An attempt by NHS Scotland to prevent men having the same rights in respect of their stored sperm samples as their counterparts in England has failed following a landmark judgement in The Court of Sessions.
The case arose after a failure at the storage facility in the Western General Hospital in July 2001, allegedly due to negligence on the part of the NHS. The facility stored sperm samples from men undergoing chemotherapy treatment who wanted to preserve their ability to father children, should the treatment render them infertile.
The storage facility failure caused the samples to be damaged and the men concerned were not informed of the failure until December of that year.
The judgement follows a two week hearing in May, heard by Lord Stewart. Unusually, NHS Scotland were not prepared to accept an English Court of Appeal decision, despite of a claim for distress, psychiatric injury and loss arising from negligent failure being approved by the Court of Appeal iny the case of Yearworth and Others V North Bristol NHS Trust in 2009.
Although there are similarities between the jurisdictions, the principles of Scottish Law applicable to the situation gave rise to fresh arguments and whatever the outcome, the case is destined to create new law in Scotland.

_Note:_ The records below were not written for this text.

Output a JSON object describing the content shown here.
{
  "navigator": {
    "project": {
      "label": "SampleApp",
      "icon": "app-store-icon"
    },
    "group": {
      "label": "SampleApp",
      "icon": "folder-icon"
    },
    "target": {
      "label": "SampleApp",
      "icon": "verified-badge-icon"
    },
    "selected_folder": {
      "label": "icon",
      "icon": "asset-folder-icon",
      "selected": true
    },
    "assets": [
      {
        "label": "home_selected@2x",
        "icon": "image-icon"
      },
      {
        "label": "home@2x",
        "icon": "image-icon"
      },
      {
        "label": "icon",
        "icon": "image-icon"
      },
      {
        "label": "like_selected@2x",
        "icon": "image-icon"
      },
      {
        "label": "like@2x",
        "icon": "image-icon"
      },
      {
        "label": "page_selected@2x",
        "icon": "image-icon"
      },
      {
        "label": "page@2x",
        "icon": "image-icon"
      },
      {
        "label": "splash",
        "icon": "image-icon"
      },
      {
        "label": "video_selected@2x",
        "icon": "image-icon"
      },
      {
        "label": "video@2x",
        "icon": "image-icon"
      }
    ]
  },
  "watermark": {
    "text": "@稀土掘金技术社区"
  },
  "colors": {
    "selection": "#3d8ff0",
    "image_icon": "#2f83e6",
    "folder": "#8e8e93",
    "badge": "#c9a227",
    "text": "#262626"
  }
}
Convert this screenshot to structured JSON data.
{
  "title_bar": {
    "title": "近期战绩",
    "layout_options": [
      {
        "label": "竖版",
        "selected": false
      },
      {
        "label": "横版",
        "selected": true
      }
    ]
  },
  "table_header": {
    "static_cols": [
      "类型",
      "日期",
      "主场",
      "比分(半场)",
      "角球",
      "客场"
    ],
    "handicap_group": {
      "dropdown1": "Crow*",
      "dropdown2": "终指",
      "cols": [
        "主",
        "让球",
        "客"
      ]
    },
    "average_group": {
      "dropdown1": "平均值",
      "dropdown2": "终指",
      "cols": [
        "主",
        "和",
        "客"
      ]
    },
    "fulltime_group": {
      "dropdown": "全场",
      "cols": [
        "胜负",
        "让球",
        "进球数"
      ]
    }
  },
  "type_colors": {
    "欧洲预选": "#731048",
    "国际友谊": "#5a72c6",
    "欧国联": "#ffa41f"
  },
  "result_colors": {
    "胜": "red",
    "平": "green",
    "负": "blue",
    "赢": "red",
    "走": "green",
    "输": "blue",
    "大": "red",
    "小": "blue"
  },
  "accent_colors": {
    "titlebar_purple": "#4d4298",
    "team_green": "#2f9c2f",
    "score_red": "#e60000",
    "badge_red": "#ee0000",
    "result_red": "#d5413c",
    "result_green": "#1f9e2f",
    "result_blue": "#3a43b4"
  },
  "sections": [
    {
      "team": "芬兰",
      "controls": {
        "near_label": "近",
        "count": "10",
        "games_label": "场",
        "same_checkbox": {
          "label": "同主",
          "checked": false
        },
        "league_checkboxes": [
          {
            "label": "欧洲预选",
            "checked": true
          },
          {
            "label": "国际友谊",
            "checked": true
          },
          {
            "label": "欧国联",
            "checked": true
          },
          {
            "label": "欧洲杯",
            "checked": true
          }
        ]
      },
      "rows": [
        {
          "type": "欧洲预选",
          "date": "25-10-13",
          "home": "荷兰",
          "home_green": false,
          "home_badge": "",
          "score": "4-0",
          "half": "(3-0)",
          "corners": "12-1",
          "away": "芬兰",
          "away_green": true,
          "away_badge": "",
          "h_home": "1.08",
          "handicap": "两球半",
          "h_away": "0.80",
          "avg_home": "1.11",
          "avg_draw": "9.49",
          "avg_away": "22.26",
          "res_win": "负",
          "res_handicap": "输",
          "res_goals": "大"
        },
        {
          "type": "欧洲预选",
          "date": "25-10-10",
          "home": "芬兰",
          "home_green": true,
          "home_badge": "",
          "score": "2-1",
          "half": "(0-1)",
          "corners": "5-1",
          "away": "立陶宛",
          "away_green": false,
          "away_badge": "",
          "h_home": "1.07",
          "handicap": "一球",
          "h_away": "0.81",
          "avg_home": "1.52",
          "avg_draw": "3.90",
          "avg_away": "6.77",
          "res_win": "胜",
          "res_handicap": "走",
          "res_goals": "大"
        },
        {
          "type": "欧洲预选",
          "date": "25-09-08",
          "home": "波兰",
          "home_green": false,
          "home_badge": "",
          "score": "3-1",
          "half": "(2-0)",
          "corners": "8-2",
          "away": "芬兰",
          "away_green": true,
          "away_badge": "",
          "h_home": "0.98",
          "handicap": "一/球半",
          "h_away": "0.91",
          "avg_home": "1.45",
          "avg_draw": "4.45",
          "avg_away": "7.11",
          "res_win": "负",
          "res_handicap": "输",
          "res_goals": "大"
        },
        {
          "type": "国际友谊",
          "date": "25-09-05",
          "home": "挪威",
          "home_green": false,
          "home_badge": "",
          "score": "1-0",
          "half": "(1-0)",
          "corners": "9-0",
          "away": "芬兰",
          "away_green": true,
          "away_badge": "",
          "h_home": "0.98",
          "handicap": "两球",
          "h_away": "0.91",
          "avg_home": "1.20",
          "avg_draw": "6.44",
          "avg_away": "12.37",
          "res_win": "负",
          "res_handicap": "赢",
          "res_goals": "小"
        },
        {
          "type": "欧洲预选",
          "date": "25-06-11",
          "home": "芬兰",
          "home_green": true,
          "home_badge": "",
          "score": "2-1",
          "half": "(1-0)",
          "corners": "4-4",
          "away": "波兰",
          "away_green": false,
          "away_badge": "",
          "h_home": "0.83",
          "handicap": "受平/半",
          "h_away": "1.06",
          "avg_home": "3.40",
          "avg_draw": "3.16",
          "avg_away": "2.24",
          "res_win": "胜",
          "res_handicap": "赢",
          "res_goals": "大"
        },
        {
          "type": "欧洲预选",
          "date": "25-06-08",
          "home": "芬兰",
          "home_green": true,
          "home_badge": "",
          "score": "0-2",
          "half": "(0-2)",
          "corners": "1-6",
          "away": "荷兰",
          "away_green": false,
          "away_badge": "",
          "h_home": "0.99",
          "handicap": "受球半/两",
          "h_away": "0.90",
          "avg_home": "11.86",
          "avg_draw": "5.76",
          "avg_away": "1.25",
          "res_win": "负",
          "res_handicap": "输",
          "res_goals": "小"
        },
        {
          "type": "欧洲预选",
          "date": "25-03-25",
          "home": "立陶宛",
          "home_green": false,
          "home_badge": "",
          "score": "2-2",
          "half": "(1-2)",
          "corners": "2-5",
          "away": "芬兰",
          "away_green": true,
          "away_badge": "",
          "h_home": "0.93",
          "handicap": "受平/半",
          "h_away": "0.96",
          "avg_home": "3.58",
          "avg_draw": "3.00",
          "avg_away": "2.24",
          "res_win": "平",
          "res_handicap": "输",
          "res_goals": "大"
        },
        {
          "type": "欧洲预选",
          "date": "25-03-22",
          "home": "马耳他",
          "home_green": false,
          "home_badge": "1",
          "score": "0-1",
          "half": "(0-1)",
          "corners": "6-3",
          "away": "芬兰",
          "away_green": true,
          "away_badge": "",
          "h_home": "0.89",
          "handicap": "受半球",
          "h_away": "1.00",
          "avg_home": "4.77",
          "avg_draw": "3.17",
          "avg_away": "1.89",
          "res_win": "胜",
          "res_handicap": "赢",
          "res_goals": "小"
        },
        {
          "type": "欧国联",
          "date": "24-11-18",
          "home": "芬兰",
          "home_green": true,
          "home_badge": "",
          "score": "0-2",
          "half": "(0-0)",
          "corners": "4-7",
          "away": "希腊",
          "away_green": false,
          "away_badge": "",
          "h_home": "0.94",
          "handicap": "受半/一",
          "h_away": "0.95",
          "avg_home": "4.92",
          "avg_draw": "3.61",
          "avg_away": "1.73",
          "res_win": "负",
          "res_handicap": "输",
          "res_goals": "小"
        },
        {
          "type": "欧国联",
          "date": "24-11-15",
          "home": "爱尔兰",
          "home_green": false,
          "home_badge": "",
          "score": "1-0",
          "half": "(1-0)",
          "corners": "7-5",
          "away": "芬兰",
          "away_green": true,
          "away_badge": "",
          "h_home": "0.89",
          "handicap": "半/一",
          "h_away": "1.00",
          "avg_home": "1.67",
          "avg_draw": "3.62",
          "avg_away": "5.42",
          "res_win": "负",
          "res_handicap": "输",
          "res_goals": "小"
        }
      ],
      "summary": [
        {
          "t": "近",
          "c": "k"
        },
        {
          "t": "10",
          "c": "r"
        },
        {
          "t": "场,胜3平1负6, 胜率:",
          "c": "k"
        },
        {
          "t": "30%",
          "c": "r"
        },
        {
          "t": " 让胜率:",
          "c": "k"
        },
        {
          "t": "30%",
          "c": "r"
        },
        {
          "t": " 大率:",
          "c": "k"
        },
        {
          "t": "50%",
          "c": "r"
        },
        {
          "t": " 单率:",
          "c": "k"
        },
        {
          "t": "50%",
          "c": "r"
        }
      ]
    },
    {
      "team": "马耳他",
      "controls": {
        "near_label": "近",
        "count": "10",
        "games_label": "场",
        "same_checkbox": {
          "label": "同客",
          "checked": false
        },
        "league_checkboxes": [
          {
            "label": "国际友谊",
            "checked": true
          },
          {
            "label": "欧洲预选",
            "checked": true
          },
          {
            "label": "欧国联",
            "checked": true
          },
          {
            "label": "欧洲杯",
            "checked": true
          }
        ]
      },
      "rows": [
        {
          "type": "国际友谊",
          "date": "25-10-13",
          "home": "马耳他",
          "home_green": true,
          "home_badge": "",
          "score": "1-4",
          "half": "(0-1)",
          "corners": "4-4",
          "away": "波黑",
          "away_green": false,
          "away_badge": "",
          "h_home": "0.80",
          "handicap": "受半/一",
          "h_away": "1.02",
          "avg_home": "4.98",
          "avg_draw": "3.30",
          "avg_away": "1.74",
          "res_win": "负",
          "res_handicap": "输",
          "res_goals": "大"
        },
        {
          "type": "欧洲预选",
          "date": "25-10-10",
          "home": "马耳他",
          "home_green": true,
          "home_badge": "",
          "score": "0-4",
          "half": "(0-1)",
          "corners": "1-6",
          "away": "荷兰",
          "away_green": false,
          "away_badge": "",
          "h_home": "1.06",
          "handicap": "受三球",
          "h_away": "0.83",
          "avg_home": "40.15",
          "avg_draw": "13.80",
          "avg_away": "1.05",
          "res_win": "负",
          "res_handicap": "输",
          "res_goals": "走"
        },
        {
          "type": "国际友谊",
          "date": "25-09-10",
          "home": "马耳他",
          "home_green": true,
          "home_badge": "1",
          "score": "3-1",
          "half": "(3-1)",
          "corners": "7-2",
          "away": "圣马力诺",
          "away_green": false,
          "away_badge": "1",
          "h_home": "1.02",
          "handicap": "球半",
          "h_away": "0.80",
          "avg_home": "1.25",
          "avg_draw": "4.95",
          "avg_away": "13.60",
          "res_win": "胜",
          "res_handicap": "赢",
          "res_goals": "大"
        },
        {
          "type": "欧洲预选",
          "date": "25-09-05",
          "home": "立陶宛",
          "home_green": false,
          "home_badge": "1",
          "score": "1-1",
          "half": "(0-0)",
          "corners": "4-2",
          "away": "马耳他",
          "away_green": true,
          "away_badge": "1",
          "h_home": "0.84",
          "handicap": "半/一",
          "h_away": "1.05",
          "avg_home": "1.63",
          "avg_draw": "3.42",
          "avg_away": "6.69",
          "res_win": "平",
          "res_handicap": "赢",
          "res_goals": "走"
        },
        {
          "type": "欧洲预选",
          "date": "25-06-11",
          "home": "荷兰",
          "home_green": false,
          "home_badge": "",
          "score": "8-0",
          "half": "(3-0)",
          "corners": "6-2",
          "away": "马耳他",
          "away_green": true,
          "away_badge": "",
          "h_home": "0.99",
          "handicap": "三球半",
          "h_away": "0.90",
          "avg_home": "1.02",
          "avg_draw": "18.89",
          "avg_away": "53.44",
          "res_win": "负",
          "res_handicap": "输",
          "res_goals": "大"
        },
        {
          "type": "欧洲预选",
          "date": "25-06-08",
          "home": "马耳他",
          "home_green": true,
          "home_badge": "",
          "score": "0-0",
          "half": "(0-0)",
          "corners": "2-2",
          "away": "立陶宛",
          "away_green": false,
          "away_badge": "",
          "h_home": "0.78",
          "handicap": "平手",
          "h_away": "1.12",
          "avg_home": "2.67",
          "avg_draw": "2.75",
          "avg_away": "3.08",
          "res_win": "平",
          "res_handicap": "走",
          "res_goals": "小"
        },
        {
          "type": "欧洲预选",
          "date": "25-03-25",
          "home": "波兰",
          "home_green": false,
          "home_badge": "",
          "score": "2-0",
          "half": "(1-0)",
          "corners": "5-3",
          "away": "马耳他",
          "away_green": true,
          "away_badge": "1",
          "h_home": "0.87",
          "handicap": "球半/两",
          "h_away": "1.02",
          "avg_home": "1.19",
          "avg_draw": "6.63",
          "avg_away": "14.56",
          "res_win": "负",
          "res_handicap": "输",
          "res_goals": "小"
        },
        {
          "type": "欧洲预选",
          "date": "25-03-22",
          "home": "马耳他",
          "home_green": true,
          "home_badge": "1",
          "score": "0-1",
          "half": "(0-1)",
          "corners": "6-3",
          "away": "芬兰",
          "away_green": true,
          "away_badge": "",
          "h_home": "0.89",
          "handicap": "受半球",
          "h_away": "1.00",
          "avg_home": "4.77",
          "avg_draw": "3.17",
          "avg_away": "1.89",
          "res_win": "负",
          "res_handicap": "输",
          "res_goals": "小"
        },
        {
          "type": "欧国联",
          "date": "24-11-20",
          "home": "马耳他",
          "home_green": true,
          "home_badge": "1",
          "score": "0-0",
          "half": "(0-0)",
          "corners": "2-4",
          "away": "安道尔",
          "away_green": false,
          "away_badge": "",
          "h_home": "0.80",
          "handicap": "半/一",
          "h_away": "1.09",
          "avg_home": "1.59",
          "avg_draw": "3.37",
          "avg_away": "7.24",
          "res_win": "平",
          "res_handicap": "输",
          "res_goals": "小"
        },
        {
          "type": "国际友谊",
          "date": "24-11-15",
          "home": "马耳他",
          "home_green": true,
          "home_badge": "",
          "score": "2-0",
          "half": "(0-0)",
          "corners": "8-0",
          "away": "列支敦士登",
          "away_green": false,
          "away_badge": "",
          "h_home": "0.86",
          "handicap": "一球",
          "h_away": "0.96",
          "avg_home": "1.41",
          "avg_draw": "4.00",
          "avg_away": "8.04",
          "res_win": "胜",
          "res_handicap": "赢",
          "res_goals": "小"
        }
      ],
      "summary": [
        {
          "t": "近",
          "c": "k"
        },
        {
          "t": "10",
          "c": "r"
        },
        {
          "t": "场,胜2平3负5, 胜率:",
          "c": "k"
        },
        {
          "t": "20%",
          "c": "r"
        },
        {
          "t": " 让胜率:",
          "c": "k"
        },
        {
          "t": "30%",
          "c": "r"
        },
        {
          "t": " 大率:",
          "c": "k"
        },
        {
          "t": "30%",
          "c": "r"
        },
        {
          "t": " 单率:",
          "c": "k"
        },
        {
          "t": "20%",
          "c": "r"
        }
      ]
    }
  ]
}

Chris Thorne, Partner at Clarke Willmott LLP acting for the group, using Scottish agents Balfour and Manson said: “We welcome Lord Stewart’s findings. Any decision to prevent these cases proceeding would have led to an unacceptable anomaly whereby men receiving treatment in England had legal rights and remedies denied to men in exactly the same situation in Scotland. Such an anomaly would be neither fair nor reasonable. The question of whether an individual can participate in having a family is one of such fundamental significance to all of us.”